◆ Work required: The result should be every line in the material below containing the string "style".

---*---

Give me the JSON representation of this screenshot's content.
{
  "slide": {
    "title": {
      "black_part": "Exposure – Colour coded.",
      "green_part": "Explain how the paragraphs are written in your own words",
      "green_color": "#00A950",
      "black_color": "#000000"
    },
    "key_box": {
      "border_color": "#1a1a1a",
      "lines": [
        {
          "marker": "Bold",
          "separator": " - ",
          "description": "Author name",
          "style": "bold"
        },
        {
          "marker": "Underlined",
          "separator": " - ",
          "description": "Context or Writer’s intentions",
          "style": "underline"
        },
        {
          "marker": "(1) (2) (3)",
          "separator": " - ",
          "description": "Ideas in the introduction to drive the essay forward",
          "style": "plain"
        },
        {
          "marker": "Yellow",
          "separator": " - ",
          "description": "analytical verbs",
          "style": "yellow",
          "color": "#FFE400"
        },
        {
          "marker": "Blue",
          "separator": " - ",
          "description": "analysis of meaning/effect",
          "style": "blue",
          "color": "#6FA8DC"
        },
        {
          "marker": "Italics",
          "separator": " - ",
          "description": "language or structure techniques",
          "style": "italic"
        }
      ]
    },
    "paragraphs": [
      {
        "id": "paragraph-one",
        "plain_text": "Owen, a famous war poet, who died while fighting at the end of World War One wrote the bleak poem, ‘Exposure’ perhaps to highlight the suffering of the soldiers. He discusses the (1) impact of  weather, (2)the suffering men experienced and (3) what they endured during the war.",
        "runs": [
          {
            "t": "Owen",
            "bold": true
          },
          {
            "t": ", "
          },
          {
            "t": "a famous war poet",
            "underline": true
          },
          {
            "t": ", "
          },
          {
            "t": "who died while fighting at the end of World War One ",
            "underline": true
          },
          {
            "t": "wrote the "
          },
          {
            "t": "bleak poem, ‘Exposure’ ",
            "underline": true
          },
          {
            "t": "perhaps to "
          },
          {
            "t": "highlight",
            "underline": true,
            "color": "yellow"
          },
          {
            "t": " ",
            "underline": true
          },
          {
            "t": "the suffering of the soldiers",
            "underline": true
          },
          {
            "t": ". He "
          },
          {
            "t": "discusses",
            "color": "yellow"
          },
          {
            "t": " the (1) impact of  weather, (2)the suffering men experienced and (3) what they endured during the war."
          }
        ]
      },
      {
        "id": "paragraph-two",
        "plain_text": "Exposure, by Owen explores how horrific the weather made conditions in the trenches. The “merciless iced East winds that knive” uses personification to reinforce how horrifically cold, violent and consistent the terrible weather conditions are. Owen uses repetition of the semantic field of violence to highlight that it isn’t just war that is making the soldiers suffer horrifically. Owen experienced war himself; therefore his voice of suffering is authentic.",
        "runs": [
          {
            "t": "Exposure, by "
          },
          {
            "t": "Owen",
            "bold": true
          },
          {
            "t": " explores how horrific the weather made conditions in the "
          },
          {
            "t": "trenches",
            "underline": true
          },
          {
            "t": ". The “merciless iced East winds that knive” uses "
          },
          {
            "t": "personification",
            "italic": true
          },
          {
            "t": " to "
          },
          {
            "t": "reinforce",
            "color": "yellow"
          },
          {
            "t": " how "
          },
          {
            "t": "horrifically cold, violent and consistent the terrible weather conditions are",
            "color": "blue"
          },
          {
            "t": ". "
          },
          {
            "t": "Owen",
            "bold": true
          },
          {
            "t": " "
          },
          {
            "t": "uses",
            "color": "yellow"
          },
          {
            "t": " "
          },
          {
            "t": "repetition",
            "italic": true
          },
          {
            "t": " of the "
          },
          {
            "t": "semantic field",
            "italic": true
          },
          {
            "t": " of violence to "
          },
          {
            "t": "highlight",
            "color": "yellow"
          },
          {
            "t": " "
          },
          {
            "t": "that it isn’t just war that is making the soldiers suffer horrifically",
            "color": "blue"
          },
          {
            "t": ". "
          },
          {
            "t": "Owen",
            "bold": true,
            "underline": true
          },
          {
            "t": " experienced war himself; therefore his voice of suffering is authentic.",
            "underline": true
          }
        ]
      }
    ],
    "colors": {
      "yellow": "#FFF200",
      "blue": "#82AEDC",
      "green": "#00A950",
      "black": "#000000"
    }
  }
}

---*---

◆ Task result:
          "style": "bold"
          "style": "underline"
          "style": "plain"
          "style": "yellow",
          "style": "blue",
          "style": "italic"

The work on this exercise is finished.